Source: "A Pictoral History of Lawrence County, Ohio"
Hecla Furnace in 1914, photo submitted by Sally Neely

During the decade from 1860 to 1880, Hecla Furnace was one of the most famous iron interests in America. When Big Etna, in Ironton, was erected in 1875, it was the largest in the world. So large was this furnace that it lost money, and was idle during that period from 1885 until the Spanish American War when the late Col. H.A. Marting and E. J. Bird, mortgaged nearly everything in Lawrence and Scioto Counties to get it in operation, and then it made many people wealthy.

But Hecla Furnace went on and on. It was one of the first prosperous iron furnaces west of the Allegheny mountains, although her capacity was only 100 tons per day, and those 100 tons were transported to Ironton daily by ox carts, and shipped by rail or river – by river until 1889.
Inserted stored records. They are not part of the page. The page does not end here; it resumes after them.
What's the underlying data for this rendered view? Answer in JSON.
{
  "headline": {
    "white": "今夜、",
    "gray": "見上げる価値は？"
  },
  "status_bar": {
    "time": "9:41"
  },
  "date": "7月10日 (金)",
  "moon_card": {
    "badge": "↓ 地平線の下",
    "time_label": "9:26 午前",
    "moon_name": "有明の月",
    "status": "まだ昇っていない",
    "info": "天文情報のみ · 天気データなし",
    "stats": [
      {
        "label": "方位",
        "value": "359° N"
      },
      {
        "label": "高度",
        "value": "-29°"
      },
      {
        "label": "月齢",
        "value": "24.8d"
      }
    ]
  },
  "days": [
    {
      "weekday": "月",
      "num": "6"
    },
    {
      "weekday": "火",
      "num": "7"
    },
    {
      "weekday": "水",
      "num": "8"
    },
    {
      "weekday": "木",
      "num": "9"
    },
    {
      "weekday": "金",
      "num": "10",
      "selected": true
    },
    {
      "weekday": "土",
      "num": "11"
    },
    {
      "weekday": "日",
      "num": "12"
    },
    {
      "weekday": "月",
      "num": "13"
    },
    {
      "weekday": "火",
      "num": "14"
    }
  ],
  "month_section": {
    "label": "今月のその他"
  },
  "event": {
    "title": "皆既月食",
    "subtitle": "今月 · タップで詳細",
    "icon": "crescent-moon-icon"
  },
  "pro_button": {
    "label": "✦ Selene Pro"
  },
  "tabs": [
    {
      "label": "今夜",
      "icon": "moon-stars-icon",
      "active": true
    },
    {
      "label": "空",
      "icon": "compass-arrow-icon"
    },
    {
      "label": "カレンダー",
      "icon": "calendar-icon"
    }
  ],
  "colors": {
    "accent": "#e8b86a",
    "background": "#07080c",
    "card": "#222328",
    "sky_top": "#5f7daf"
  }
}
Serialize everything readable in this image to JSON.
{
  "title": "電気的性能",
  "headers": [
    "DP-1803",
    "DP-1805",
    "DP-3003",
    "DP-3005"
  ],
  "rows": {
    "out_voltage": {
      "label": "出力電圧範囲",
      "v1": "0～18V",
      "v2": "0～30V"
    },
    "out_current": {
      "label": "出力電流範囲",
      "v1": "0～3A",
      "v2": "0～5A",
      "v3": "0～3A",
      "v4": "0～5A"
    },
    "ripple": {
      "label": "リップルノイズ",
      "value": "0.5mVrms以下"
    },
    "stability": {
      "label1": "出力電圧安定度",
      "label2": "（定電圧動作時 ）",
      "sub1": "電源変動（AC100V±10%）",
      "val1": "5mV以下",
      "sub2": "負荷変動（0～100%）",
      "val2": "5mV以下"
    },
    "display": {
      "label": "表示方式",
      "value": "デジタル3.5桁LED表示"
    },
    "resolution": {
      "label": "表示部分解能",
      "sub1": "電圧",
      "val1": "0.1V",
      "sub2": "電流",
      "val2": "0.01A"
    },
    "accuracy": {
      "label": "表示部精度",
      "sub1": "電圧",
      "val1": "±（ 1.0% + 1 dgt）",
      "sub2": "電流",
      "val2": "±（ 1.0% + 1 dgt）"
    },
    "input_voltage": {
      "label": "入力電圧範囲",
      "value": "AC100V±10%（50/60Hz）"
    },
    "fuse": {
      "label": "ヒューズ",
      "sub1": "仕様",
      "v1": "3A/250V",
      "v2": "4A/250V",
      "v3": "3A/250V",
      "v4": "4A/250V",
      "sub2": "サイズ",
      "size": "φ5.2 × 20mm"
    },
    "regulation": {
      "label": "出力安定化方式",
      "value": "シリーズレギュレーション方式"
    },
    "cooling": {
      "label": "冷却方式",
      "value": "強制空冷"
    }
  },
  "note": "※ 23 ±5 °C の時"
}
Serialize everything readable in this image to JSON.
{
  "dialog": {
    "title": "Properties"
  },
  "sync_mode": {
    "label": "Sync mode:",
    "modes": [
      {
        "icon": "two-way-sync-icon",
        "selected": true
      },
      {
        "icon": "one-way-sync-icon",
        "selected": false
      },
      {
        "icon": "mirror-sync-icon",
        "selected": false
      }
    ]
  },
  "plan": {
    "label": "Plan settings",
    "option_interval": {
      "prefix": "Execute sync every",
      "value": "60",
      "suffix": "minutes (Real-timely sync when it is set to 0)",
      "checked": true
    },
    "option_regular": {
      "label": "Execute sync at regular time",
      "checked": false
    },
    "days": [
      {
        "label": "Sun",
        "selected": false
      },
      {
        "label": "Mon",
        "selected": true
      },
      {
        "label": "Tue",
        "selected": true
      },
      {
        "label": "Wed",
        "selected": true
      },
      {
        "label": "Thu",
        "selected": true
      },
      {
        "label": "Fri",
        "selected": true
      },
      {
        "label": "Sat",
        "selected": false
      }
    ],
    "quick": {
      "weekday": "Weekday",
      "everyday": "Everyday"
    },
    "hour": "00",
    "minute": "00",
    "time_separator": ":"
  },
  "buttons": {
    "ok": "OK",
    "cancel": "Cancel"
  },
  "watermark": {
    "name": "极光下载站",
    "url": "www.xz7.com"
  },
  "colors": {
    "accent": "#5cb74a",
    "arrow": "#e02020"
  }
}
The large railway systems of the country comprised its principal consumers. It is to this furnace to a great extent, that can be traced the national reputation and fame of the Hanging Rock Iron Region.

The iron manufactured at Hecla was great for its susceptibility and durability of…..[can’t read]

During the Civil War, Hecla iron furnished armor for the gun-boats that stormed Fort Henry and all the metal that would be [ineligible] was engaged by the Government to the manufacture of ordinance at Pittsburgh. Many of the guns used in the siege of Charleston, S.C. were from the metal of which the celebrated gun known as “The Swamp Angel” which threw 100 pound shells at five and one-quarter mile range into that city. When the people first heard the firing they cried out, “Hark! It’s an angel shouting freedom.” Hence it was called the Swamp Angel.

For more than 90 years the property of the Hecla Iron and Mining Co. has remained in the hands of the family and heirs of John Campbell (the founder of Ironton). The late I.N. Henry, who died only a few years ago, was furnace manager for years. Charles Campbell, secretary and manager, was the last of the Campbells to pass away, and he lived on the furnace property for years after it ceased to operate following the Spanish-American War. 

The office for Hecla Furnace - just like with Center Furnace, the company store was across from the furnace.
Hecla Iron and Mining sketch from the Industrial Ironton edition of the Ironton Register newspaper